- INFORMATION SHOWN
####

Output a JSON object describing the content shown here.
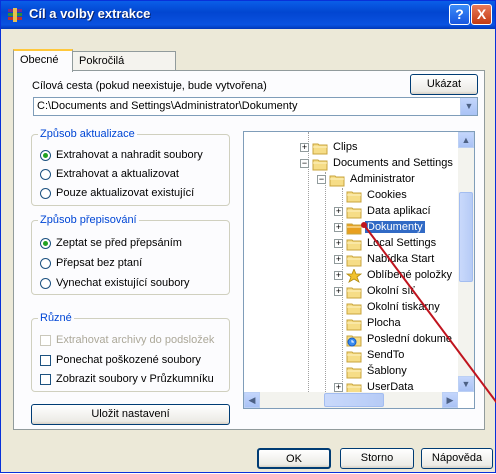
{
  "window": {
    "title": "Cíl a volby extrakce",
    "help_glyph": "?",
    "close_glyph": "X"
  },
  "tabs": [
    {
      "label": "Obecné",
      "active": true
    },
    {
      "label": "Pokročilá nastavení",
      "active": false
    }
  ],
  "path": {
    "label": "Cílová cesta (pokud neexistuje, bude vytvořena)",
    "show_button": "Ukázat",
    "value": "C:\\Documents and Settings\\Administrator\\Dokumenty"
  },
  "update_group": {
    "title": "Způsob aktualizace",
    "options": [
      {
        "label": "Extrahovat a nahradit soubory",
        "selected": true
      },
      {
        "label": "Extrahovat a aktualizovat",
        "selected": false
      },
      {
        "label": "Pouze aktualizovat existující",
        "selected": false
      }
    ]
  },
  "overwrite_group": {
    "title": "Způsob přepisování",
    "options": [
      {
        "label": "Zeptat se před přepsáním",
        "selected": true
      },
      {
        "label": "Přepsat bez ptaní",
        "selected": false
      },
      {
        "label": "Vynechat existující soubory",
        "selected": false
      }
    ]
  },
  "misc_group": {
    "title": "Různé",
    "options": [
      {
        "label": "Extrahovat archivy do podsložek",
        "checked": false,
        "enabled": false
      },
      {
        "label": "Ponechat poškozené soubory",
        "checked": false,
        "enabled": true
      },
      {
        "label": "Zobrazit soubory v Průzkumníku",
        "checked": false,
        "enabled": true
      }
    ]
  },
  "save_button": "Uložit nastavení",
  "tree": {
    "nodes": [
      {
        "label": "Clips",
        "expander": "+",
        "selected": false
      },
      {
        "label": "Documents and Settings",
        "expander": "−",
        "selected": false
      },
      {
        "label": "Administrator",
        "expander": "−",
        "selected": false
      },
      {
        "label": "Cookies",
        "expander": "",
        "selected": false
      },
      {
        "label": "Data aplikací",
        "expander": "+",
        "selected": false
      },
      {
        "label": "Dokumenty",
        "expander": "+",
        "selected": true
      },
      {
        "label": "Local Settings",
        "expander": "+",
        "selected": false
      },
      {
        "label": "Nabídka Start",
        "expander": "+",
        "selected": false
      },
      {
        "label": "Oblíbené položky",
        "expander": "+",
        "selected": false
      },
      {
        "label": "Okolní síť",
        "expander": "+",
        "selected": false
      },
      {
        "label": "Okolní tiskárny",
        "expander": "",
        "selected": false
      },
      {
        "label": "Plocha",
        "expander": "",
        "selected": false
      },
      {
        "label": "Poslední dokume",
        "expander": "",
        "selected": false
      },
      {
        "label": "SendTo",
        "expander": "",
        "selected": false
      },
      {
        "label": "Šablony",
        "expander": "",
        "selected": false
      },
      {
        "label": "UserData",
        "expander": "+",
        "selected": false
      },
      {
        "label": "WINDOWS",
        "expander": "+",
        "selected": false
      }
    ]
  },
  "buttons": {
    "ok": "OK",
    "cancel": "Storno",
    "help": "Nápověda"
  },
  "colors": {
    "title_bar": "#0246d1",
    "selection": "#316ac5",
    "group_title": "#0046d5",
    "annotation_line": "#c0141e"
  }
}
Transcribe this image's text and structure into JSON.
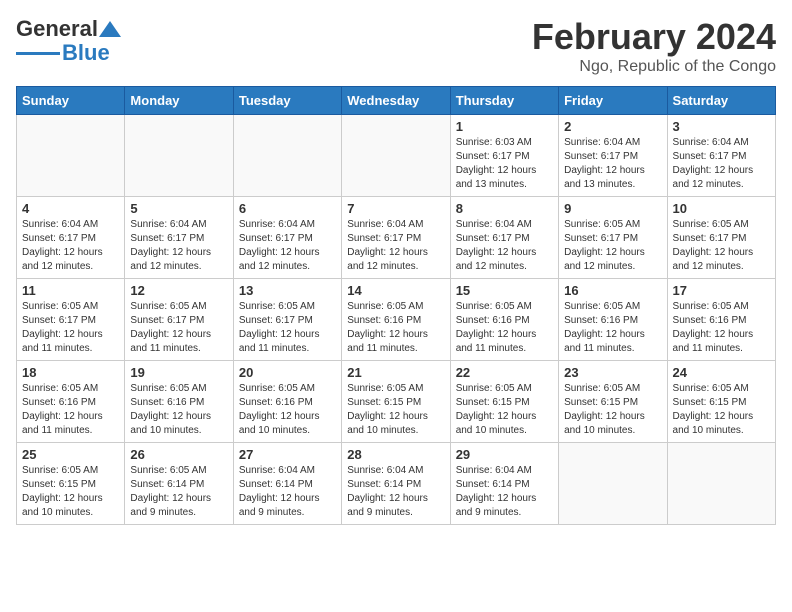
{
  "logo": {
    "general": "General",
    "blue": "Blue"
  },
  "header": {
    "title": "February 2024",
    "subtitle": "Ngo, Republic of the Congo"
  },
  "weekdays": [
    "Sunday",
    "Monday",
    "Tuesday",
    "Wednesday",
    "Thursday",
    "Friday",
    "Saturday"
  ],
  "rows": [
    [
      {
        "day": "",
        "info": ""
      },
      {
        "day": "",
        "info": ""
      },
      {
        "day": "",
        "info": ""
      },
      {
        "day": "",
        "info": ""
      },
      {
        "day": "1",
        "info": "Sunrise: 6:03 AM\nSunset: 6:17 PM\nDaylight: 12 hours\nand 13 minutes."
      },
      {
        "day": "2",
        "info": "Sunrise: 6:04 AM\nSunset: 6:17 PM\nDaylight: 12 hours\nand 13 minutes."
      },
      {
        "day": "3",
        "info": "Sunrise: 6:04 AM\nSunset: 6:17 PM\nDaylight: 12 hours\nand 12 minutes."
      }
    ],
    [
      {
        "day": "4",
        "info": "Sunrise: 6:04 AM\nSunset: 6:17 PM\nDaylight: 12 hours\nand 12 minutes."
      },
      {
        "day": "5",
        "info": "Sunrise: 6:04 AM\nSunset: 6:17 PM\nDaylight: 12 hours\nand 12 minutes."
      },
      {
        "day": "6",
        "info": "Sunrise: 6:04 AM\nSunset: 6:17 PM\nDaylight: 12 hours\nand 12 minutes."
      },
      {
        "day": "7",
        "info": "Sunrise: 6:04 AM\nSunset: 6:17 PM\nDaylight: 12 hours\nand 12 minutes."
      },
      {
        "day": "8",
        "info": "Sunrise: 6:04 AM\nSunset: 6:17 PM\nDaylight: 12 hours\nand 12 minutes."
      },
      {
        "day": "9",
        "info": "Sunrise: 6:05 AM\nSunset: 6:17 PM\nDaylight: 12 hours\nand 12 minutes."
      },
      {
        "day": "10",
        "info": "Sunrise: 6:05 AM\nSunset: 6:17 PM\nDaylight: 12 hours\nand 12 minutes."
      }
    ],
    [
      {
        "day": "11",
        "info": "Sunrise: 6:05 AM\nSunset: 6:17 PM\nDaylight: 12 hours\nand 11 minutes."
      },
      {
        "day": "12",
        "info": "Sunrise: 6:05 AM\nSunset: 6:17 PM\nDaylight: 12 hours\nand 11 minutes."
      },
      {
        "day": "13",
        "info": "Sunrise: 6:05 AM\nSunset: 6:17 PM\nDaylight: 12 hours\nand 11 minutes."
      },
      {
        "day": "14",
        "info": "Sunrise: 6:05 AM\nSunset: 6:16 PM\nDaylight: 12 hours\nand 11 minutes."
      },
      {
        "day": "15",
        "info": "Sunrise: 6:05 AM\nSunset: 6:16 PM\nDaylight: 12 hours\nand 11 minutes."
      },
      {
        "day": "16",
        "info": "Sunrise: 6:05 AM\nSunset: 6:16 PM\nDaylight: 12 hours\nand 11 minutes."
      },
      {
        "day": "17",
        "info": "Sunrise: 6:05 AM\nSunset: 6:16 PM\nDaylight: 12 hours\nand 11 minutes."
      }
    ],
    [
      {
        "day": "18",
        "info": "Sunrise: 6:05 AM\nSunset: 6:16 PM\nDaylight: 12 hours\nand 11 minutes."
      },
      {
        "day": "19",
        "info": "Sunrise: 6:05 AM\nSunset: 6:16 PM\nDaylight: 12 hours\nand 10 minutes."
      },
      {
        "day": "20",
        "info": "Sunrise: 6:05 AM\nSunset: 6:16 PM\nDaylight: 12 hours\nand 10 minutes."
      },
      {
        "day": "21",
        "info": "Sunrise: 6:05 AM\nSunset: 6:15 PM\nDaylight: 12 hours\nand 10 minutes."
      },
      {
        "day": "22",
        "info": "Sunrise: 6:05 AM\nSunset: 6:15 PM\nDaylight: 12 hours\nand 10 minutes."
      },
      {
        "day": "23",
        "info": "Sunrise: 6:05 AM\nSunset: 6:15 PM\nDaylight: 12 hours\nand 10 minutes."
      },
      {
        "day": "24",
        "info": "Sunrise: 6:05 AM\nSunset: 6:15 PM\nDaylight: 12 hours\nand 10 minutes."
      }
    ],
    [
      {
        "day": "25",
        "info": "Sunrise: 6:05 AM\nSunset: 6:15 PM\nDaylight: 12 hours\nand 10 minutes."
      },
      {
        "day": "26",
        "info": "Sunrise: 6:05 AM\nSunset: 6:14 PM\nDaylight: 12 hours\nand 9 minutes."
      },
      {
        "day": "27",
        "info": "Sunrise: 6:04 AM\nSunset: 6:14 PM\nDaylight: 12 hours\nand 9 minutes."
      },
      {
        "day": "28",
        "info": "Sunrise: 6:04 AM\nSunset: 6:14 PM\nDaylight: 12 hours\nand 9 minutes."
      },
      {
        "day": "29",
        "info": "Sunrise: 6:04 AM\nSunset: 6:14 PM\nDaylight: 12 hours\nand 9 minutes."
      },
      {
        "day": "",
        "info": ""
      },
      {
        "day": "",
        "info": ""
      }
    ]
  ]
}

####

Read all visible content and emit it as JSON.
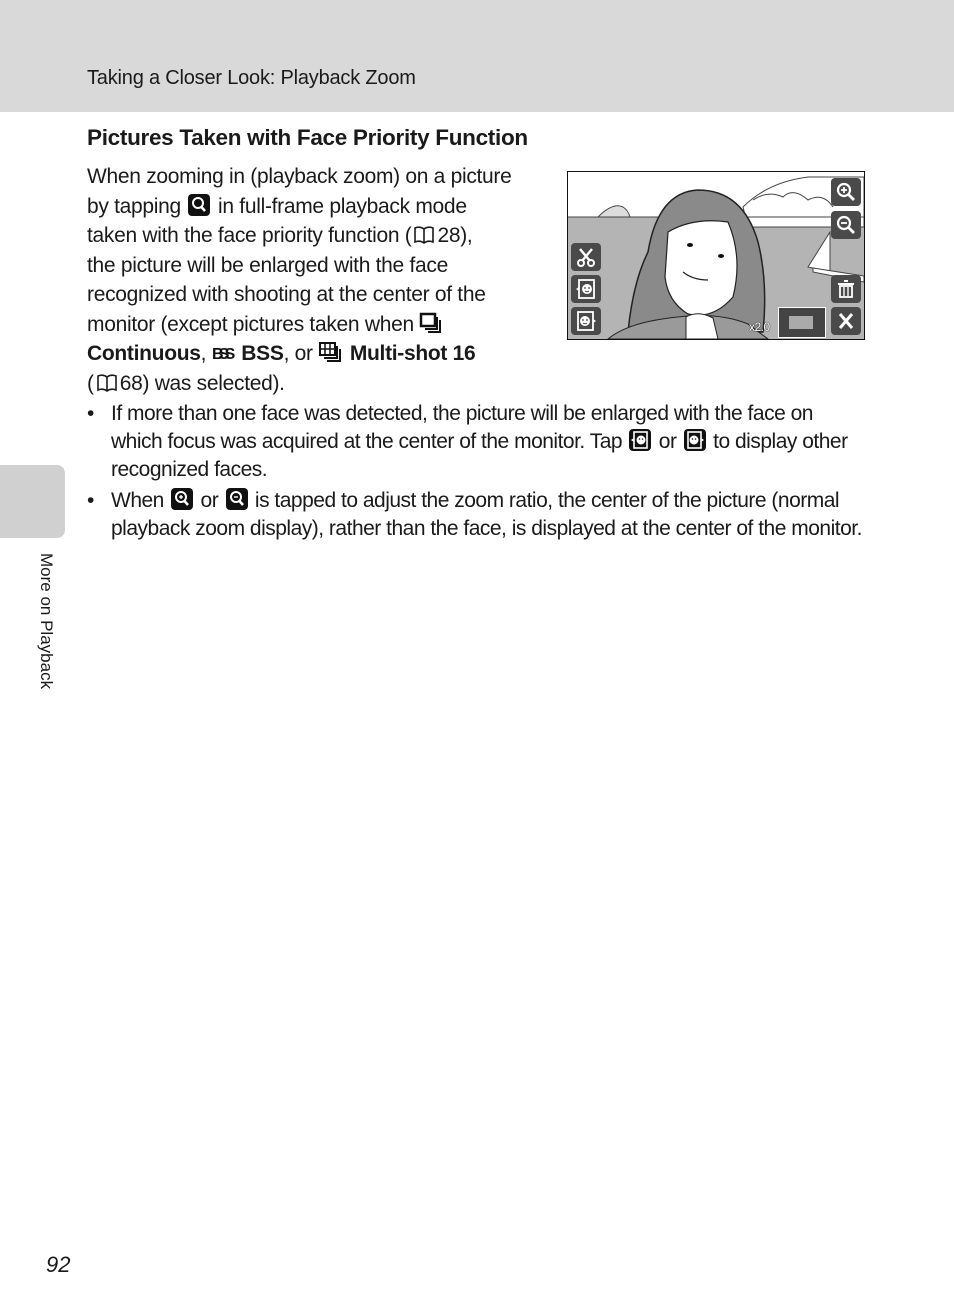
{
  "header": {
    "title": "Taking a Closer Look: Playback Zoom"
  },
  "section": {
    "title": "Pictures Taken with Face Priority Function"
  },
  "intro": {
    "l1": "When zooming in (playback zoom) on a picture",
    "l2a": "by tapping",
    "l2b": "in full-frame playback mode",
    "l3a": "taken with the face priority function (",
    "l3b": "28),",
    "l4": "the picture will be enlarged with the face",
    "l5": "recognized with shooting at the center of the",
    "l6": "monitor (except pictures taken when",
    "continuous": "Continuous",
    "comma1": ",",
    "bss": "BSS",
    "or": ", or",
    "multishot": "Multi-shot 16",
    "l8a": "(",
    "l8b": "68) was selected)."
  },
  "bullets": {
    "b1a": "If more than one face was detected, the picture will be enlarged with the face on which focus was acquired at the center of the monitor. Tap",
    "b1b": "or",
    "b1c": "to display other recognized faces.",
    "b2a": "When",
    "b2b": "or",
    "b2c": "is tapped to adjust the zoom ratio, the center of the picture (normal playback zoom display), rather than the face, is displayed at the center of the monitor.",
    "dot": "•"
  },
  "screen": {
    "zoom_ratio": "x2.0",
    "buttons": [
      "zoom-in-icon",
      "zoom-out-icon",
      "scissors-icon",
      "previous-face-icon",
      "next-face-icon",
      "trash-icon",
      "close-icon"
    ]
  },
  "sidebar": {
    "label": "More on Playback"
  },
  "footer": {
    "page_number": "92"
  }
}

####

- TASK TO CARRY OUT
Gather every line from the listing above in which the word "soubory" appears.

- TASK RESULT
        "label": "Extrahovat a nahradit soubory",
        "label": "Vynechat existující soubory",
        "label": "Ponechat poškozené soubory",
        "label": "Zobrazit soubory v Průzkumníku",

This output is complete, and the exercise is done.